→ **About this exercise**
Only the pictures are to be left out; please reproduce everything else in the data exactly.

→ **Records to process**
● ● ●
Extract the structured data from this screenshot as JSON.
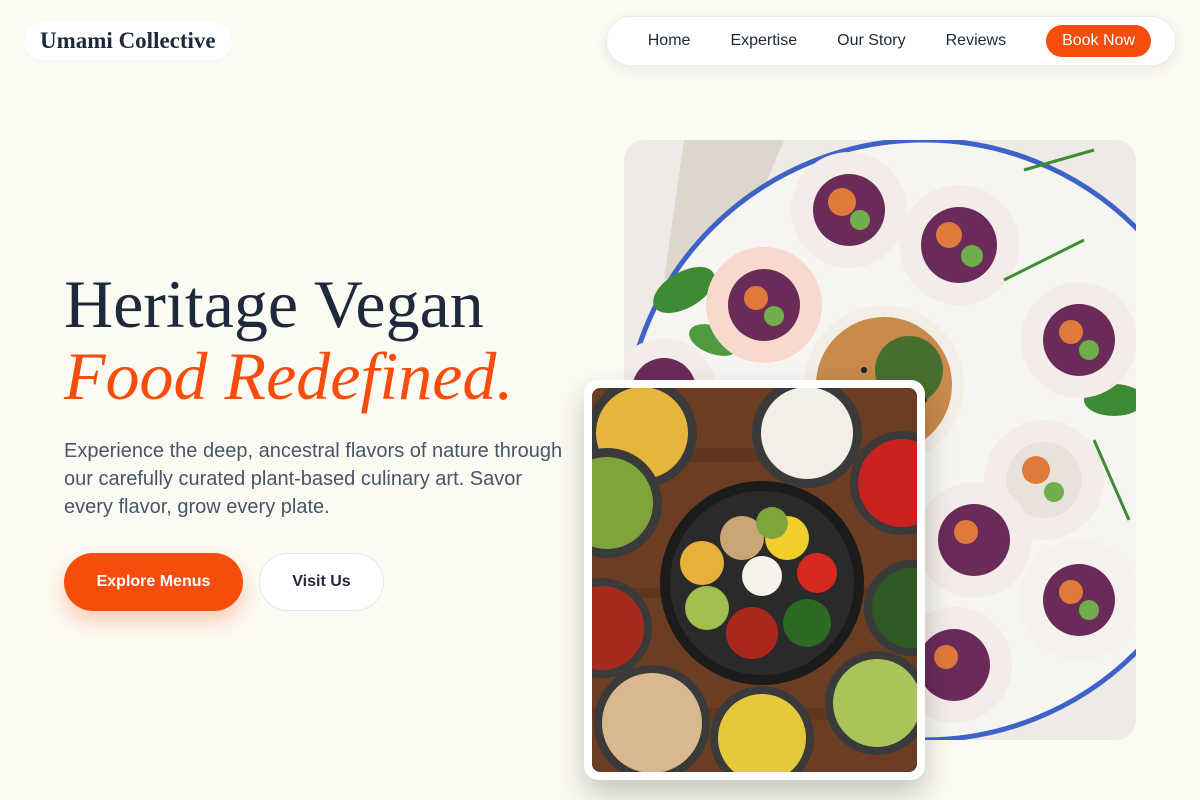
{
  "brand": {
    "name": "Umami Collective"
  },
  "nav": {
    "links": [
      "Home",
      "Expertise",
      "Our Story",
      "Reviews"
    ],
    "cta": "Book Now"
  },
  "hero": {
    "title_line1": "Heritage Vegan",
    "title_line2": "Food Redefined.",
    "description": "Experience the deep, ancestral flavors of nature through our carefully curated plant-based culinary art. Savor every flavor, grow every plate.",
    "primary_button": "Explore Menus",
    "secondary_button": "Visit Us"
  },
  "colors": {
    "accent": "#f64d0c",
    "background": "#fcfbf3",
    "heading": "#1e293b",
    "body_text": "#475569"
  }
}
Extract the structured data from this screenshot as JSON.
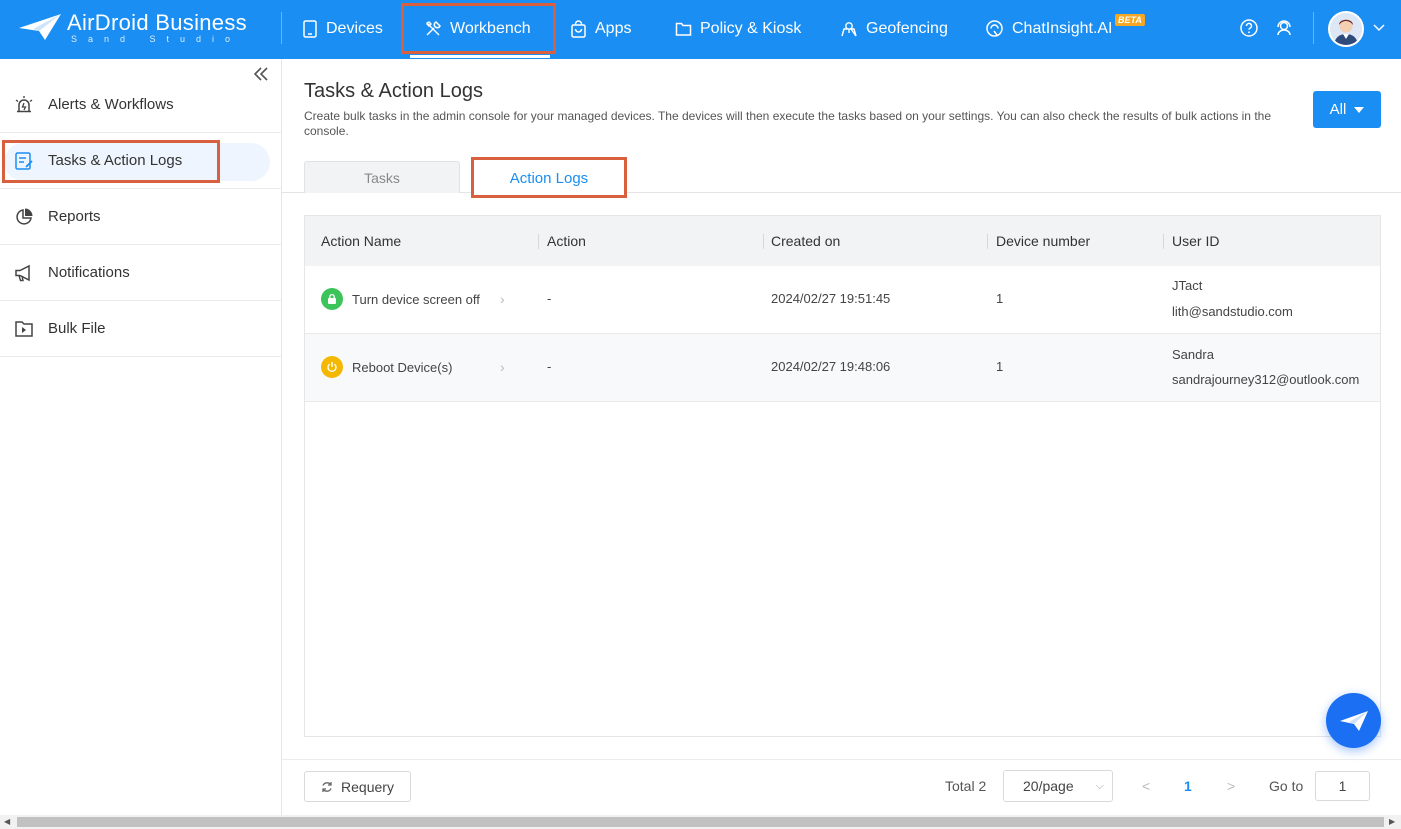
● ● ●
→ **Your solution**
Extract the structured data from this screenshot as JSON.
{
  "brand": {
    "name": "Umami Collective"
  },
  "nav": {
    "links": [
      "Home",
      "Expertise",
      "Our Story",
      "Reviews"
    ],
    "cta": "Book Now"
  },
  "hero": {
    "title_line1": "Heritage Vegan",
    "title_line2": "Food Redefined.",
    "description": "Experience the deep, ancestral flavors of nature through our carefully curated plant-based culinary art. Savor every flavor, grow every plate.",
    "primary_button": "Explore Menus",
    "secondary_button": "Visit Us"
  },
  "colors": {
    "accent": "#f64d0c",
    "background": "#fcfbf3",
    "heading": "#1e293b",
    "body_text": "#475569"
  }
}
Extract the structured data from this screenshot as JSON.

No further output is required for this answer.